Surely this refers to the red, black and white maple leaf of the Team Canada Olympic hockey jersey and not the blue maple leaf of the Toronto Maple Leafs. Surely Maple Leaf was inadvertently capitalized and not a covert show of support for one of Ontario's NHL hockey teams. I would guess that this error may cause a truly SENSational response from readers who are fans of Ontario's other NHL franchise.
Paul Gautreau is a mathematics consultant with Ottawa-Carleton Catholic DSB in Ottawa - home to the other Ontario NHL franchise.
Beatrice Schriever's article, War Stories (June 2006), celebrating the achievements of Jerry Berridge, Sheila Hetherington, their students and the veterans of the Dominion Institute, not only evoked my interest and admiration, but also wakened a memory of a different war-stories project.
During the 1980s Regina Pacis Catholic High School in Downsview received large numbers of immigrant students who had been in conflict situations around the world. It was the custom of our principal, Fr. Gerald FitzGerald, instead of preaching a homily himself at our annual Remembrance Day mass, to ask two or three of these teenagers to describe their own experience of war.
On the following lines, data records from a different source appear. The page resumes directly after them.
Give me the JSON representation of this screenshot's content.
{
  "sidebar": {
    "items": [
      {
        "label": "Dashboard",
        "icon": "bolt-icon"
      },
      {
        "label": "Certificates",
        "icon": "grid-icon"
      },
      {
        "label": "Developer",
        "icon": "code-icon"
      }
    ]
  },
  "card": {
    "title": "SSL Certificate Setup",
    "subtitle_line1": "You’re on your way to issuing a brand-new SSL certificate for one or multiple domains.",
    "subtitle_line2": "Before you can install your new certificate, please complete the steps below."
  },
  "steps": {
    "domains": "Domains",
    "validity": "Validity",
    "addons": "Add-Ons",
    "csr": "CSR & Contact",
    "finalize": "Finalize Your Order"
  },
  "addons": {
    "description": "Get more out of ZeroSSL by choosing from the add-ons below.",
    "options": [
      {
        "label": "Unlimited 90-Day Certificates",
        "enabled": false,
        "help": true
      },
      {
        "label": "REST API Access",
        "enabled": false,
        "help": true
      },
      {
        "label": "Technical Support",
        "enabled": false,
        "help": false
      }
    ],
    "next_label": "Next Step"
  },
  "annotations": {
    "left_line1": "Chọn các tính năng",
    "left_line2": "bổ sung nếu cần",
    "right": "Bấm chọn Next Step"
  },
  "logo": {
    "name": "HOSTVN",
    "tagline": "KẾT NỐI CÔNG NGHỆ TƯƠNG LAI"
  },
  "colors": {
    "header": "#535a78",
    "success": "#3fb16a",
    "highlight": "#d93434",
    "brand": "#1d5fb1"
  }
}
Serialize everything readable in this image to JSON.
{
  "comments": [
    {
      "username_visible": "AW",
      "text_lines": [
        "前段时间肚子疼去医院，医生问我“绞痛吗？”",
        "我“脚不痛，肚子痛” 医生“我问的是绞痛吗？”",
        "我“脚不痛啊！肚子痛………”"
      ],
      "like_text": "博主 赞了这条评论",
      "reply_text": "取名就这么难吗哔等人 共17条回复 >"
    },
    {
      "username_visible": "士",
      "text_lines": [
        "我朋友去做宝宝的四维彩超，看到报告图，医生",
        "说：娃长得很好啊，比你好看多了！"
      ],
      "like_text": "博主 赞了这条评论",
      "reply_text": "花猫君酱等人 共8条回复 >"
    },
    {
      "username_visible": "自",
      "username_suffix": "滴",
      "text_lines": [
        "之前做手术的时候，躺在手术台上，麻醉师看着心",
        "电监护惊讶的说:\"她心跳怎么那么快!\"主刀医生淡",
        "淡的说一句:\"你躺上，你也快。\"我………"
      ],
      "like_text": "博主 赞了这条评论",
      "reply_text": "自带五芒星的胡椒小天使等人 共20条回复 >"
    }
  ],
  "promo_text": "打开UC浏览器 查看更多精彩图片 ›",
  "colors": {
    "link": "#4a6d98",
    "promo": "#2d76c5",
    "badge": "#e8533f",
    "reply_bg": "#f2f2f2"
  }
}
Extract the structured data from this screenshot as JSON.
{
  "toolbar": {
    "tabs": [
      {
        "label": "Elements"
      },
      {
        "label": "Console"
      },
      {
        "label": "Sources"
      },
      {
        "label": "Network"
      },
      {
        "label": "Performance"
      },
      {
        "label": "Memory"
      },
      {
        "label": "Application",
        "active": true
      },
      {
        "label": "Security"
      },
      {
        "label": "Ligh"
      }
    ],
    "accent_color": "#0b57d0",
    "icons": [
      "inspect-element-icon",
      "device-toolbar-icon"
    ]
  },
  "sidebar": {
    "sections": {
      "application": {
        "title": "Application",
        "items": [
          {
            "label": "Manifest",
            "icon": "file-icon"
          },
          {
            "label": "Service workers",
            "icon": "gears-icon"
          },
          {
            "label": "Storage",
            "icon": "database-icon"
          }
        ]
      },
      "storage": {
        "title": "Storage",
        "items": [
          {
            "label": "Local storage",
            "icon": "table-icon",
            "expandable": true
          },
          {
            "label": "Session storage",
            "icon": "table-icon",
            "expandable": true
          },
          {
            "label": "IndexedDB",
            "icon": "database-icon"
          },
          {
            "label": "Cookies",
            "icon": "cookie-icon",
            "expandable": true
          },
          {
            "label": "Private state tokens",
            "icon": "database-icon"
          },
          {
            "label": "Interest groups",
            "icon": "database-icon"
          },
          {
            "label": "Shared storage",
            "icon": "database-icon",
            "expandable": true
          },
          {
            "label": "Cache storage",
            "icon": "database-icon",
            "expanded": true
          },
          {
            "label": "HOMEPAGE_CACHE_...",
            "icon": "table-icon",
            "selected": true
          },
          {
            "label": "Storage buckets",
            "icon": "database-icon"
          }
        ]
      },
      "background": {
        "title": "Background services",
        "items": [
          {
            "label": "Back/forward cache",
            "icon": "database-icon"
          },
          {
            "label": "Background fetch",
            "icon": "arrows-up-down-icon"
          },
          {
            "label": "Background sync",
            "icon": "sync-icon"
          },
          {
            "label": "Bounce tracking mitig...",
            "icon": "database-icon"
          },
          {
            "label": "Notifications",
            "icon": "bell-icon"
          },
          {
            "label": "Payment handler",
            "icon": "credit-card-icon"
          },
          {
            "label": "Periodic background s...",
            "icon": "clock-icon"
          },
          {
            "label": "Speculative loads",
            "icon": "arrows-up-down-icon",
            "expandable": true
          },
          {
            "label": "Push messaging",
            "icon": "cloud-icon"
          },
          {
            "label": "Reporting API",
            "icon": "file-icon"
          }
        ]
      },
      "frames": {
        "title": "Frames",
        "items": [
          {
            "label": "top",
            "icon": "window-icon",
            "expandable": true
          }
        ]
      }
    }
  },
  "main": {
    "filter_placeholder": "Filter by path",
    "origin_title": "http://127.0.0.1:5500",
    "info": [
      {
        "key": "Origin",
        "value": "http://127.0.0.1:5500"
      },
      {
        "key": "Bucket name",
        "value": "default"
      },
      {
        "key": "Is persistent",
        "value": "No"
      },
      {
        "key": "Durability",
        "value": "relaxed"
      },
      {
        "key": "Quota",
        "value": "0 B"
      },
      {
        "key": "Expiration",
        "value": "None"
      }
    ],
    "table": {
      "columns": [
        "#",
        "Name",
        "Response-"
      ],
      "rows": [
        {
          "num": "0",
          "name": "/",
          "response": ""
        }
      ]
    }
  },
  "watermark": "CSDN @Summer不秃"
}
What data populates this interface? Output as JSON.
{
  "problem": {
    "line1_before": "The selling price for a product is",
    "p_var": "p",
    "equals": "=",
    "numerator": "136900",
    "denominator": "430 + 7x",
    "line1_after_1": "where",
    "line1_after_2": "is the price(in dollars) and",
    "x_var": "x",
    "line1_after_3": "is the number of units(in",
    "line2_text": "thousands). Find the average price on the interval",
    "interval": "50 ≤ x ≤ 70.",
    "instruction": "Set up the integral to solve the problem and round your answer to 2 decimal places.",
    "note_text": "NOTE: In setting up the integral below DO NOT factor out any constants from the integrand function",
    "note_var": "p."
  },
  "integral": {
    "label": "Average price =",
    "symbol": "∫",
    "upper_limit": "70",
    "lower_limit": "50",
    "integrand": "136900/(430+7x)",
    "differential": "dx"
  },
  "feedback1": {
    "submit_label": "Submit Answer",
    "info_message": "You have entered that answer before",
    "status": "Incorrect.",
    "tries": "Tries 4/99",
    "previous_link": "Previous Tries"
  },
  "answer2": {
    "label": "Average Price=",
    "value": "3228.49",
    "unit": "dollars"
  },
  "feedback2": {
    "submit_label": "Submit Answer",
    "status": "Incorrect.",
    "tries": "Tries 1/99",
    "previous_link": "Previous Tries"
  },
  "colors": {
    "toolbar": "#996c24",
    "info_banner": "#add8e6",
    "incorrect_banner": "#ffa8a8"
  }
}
Students lacking sufficient command of English for public speaking delivered, in their own languages, a message translated one sentence at a time by another student.
These war stories were soul searing: teachers and students heard first-hand accounts of what it was like to run from attacking soldiers, to watch one's family killed and one's school burned, to leave the country of one's birth with only the clothes on one's back, to hide under garbage, to be conscripted into an army at the age of 13, to kill or be killed.
Fr. FitzGerald remembers in particular one boy describing his father's death.
The boy said, "They took him onto the street outside our door." Then, putting his finger to his temple, he continued, "and then there was a boom."
There wasn't a sound to be heard in St. Wilfred's Church.
In the words of John Paul the Great, war is an adventure without return.
Elizabeth Dunning is a retired physics teacher from the TCDSB, an occasional teacher for three school boards in the Grey-Bruce area and an online instructor for the Queen's University AQ program.